Kieran Kane – A simple path
Dogs on the floor, mandolin on the couch, paintings on the wall. Kieran Kane made the paintings, plays the mandolin, pets the dogs. Kane is sick today, dressed in staying-home clothes. He hasn’t been painting, though he’s likely been noodling around on the mandolin a bit.
That’s the same mandolin — a modest, inexpensive Kentucky brand model he bought off a store rack — that has been heard all over the world. He carries it with him when he performs, and its wood has resonated in places Kane has never been. That’s the mandolin that used to be on the radio.
This morning, Kane sought to cancel a career-spanning conversation. But the afternoon brought a second wind, and, anyway, he knows the talk should veer at times toward Shadows On The Ground, his new album, a work of which he is understandably pleased and proud.
Shadows is like other Kieran Kane records, only more so. Or less so. Maybe more so because it’s less so. Known for more than two decades as a writer and player who uplifts common words and simple melodies, Shadows is his sparest and simplest effort to date.
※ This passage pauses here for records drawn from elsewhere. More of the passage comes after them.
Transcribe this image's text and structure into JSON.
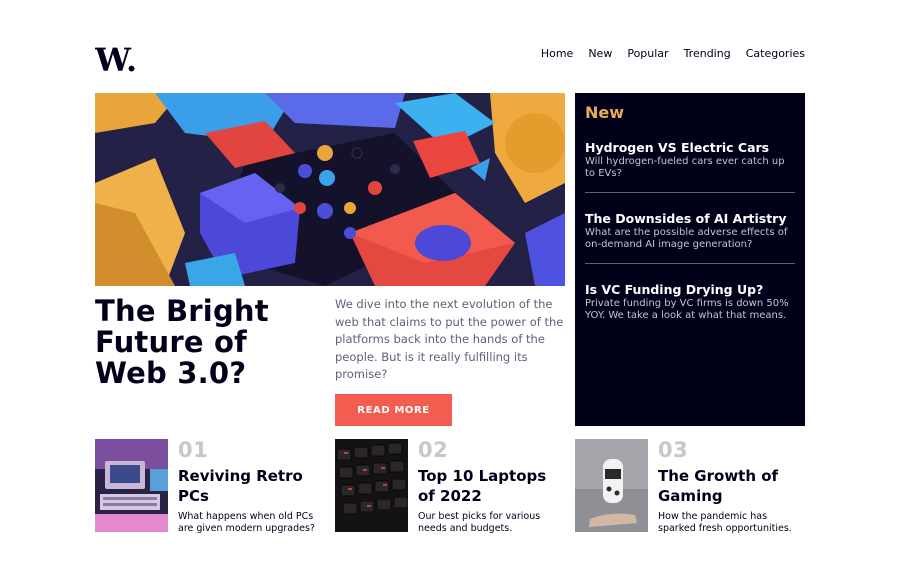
{
  "brand": {
    "logo_text": "W.",
    "colors": {
      "accent": "#f15e50",
      "dark": "#00001a",
      "orange": "#e9ab53",
      "grey": "#5d5f79"
    }
  },
  "nav": {
    "items": [
      "Home",
      "New",
      "Popular",
      "Trending",
      "Categories"
    ]
  },
  "hero": {
    "image_icon": "colorful-3d-blocks-image",
    "title": "The Bright Future of Web 3.0?",
    "description": "We dive into the next evolution of the web that claims to put the power of the platforms back into the hands of the people. But is it really fulfilling its promise?",
    "button_label": "READ MORE"
  },
  "new_panel": {
    "title": "New",
    "items": [
      {
        "title": "Hydrogen VS Electric Cars",
        "summary": "Will hydrogen-fueled cars ever catch up to EVs?"
      },
      {
        "title": "The Downsides of AI Artistry",
        "summary": "What are the possible adverse effects of on-demand AI image generation?"
      },
      {
        "title": "Is VC Funding Drying Up?",
        "summary": "Private funding by VC firms is down 50% YOY. We take a look at what that means."
      }
    ]
  },
  "cards": [
    {
      "number": "01",
      "title": "Reviving Retro PCs",
      "description": "What happens when old PCs are given modern upgrades?",
      "image_icon": "retro-pc-image"
    },
    {
      "number": "02",
      "title": "Top 10 Laptops of 2022",
      "description": "Our best picks for various needs and budgets.",
      "image_icon": "laptop-keyboard-image"
    },
    {
      "number": "03",
      "title": "The Growth of Gaming",
      "description": "How the pandemic has sparked fresh opportunities.",
      "image_icon": "game-controller-image"
    }
  ]
}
The instrumentation is acoustic; the lyrics hold great meaning but little sophistication. Two of the songs have only one chord. The arrangements and structures aren’t skin and bones, they are bones.
“He’s been doing this for a long time: paring it down and down to just the cleanest, most necessary, most fundamental parts of a song,” says Kane’s longtime friend and collaborator Kevin Welch. “I watch him as he’s working, getting closer to his ideal songs and his ideal record. I see him heading purposefully toward a goal he has. Was it Matisse or Cezanne who ended up making little cardboard cutouts, who just got things simpler and simpler? Kieran reminds me of that.”++++++++++++++++++++++++++++++++++++++++
This is an excerpt of the full article which appeared in The Best of No Depression: Writing About American Music, which features 25 of the finest articles from the magazines back issues, and was published in 2005 by University of Texas Press to help celebrate the magazines 10th anniversary. Due to our agreement with UT Press we are unable to include this article in our online archive.
The Best of No Depression is the only place you can find these articles other than our back issues. Visit the No Depression store to buy your copy for only $10.
The 300-page volume includes co-editor Grant Aldens award-winning 2001 feature on Billy Joe Shaver, co-editor Peter Blackstocks 1998 Artist of the Decade piece on Alejandro Escovedo, senior editor Bill Friskics-Warrens 2002 cover story on Johnny Cash, contributing editor Paul Cantins deep exploration of Yankee Hotel Foxtrot-era Wilco; and many other high points from our print heyday.
Table of contents for The Best of No Depression:
Preface, by Grant Alden and Peter Blackstock
Los Lobos, by Geoffrey Himes
Alejandro Escovedo, by Peter Blackstock
Jon Dee Graham, by Peter Blackstock
Billy Joe Shaver, by Grant Alden
Ray Wylie Hubbard, by John T. Davis
Flatlanders, by Don McLeese
Ray Price, by David Cantwell
Johnny Gimble, by Bill C. Malone
Johnny Cash, by Bill Friskics-Warren
Rosanne Cash, by Lloyd Sachs
Lucinda Williams, by Silas House
Buddy & Julie Miller, by Bill Friskics-Warren
Kasey Chambers, by Geoffrey Himes
Loretta Lynn, by Barry Mazor
Patty Loveless, by Bill Friskics-Warren
Kieran Kane, by Peter Cooper
Paul Burch, by Jim Ridley
Hazel Dickens, by Bill Friskics-Warren
Gillian Welch, by Grant Alden
Ryan Adams, by David Menconi
Jay Farrar, by Peter Blackstock
Jayhawks, by Erik Flannigan
Wilco, by Paul Cantin
Drive-By Truckers, by Grant Alden
Iron & Wine, by William Bowers